- Steve Hollett, F (St. John's), 187th overall by Washington, 1985 #
- Darren Colbourne, F (Corner Brook): 227th overall by Detroit, 1988
- Steve Locke, D (Mount Pearl): 223rd overall by New York Rangers, 1989
- John Slaney*, D (St. John's): 9th overall by Washington, 1990
- Dwayne Norris*, F (St. John's): 127th overall by Quebec, 1990
- Chad Penney*, F (St. John's): 25th overall by Ottawa, 1992
- Brad Brown*, D (Baie Verte): 18th overall by Montreal, 1994
- Gord Walsh, F (C.B.S.): 220th overall by New York Islanders, 1994
- Chris Pittman, F (Stephenville): 243rd overall by Quebec, 1994
- Terry Ryan Jr.*, F (Mount Pearl): 8th overall by Montreal, 1995

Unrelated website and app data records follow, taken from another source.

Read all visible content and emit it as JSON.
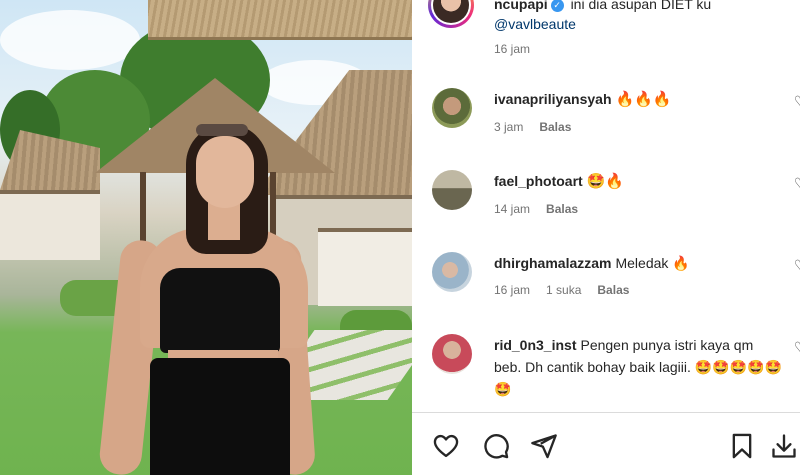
{
  "post": {
    "author": "ncupapi",
    "caption_text": "ini dia asupan DIET ku",
    "mention": "@vavlbeaute",
    "age": "16 jam"
  },
  "comments": [
    {
      "username": "ivanapriliyansyah",
      "text": "🔥🔥🔥",
      "time": "3 jam",
      "likes": "",
      "reply_label": "Balas"
    },
    {
      "username": "fael_photoart",
      "text": "🤩🔥",
      "time": "14 jam",
      "likes": "",
      "reply_label": "Balas"
    },
    {
      "username": "dhirghamalazzam",
      "text": "Meledak 🔥",
      "time": "16 jam",
      "likes": "1 suka",
      "reply_label": "Balas"
    },
    {
      "username": "rid_0n3_inst",
      "text": "Pengen punya istri kaya qm beb. Dh cantik bohay baik lagiii. 🤩🤩🤩🤩🤩🤩",
      "time": "",
      "likes": "",
      "reply_label": ""
    }
  ],
  "icons": {
    "like": "heart-icon",
    "comment": "comment-icon",
    "share": "send-icon",
    "save": "bookmark-icon",
    "download": "download-icon"
  },
  "colors": {
    "mention": "#00376b",
    "meta": "#737373",
    "verified": "#3897f0"
  }
}
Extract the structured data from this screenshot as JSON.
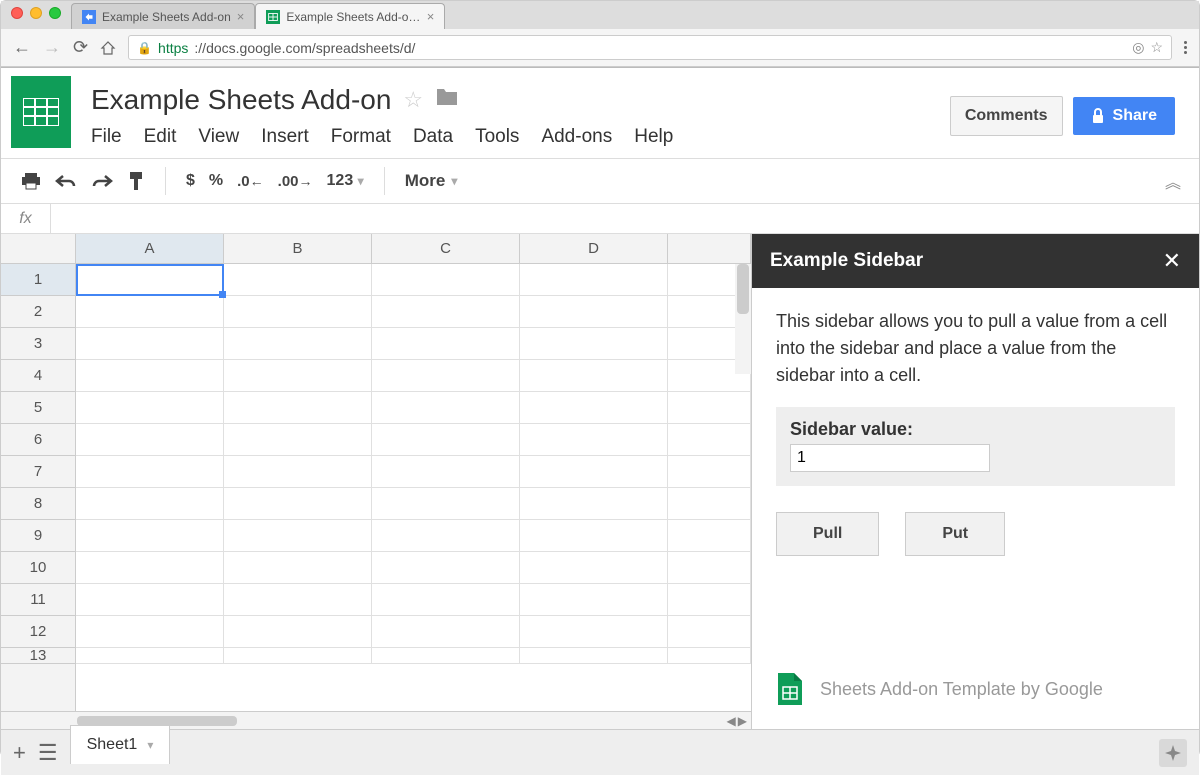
{
  "browser": {
    "tabs": [
      {
        "label": "Example Sheets Add-on",
        "active": false
      },
      {
        "label": "Example Sheets Add-on - Goo",
        "active": true
      }
    ],
    "url_scheme": "https",
    "url_rest": "://docs.google.com/spreadsheets/d/"
  },
  "doc": {
    "title": "Example Sheets Add-on"
  },
  "menubar": [
    "File",
    "Edit",
    "View",
    "Insert",
    "Format",
    "Data",
    "Tools",
    "Add-ons",
    "Help"
  ],
  "header_buttons": {
    "comments": "Comments",
    "share": "Share"
  },
  "toolbar": {
    "currency": "$",
    "percent": "%",
    "dec_minus": ".0",
    "dec_plus": ".00",
    "format_num": "123",
    "more": "More"
  },
  "grid": {
    "columns": [
      "A",
      "B",
      "C",
      "D"
    ],
    "rows": [
      "1",
      "2",
      "3",
      "4",
      "5",
      "6",
      "7",
      "8",
      "9",
      "10",
      "11",
      "12",
      "13"
    ],
    "selected": "A1"
  },
  "sheet_tabs": {
    "active": "Sheet1"
  },
  "sidebar": {
    "title": "Example Sidebar",
    "description": "This sidebar allows you to pull a value from a cell into the sidebar and place a value from the sidebar into a cell.",
    "field_label": "Sidebar value:",
    "field_value": "1",
    "pull": "Pull",
    "put": "Put",
    "footer": "Sheets Add-on Template by Google"
  }
}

- Jason Morgan*, F (C.B.S.): 118th overall by Los Angeles, 1995
- Michael Pittman, F (Fox Harbour): 227th overall by Chicago, 1995
- Kurt Walsh, F (C.B.S.): 87th overall by Buffalo, 1996
- Daniel Cleary*, F (Harbour Grace): 13th overall by Chicago, 1997
- Harold Druken*, F (Shea Heights): 36th overall by Vancouver, 1997
- Jeff Sullivan, D (Brigus South): 146th overall by Ottawa, 1997
- Keith Delaney, F (North River): 155th overall by Florida, 1997
- Michael Ryder*, F (Bonavista): 216th overall by Montreal, 1998
- Ryane Clowe*, F (Fermeuse): 175th overall by San Jose, 2001
- Jason King*, F (Corner Brook): 212th overall by Vancouver, 2001
- Dale Sullivan, F (Calvert): 265th overall by Dallas, 2001
- Doug O'Brien*, D (St. John's): 192nd overall by Tampa Bay, 2003
- Mark Tobin, F (St. John's): 65th overall by Tampa Bay, 2004
- Dan LaCosta*, G (Labrador City): 93rd overall by Columbus, 2004
- Adam Pardy*, D (Bonavista): 173rd overall by Calgary, 2004
- Daniel Ryder, F (Bonavista): 74th overall by Calgary, 2005
- Colin Greening*, F (St. John's): 204th overall by Ottawa, 2005
- Luke Adam*, F (Kilbride): 44th overall by Buffalo, 2008
- James Melindy, D (Goulds): 88th overall by Phoenix, 2012
- Clark Bishop*, F (St. John's): 127th overall by Carolina, 2014
- Evan Fitzpatrick, G (St. John's): 59th overall by St. Louis, 2016
- Nathan Noel, F (St. John's): 113th overall by Chicago, 2016
# - Keith Brown and Steve Hollett were born in Newfoundland, but raised elsewhere in Canada.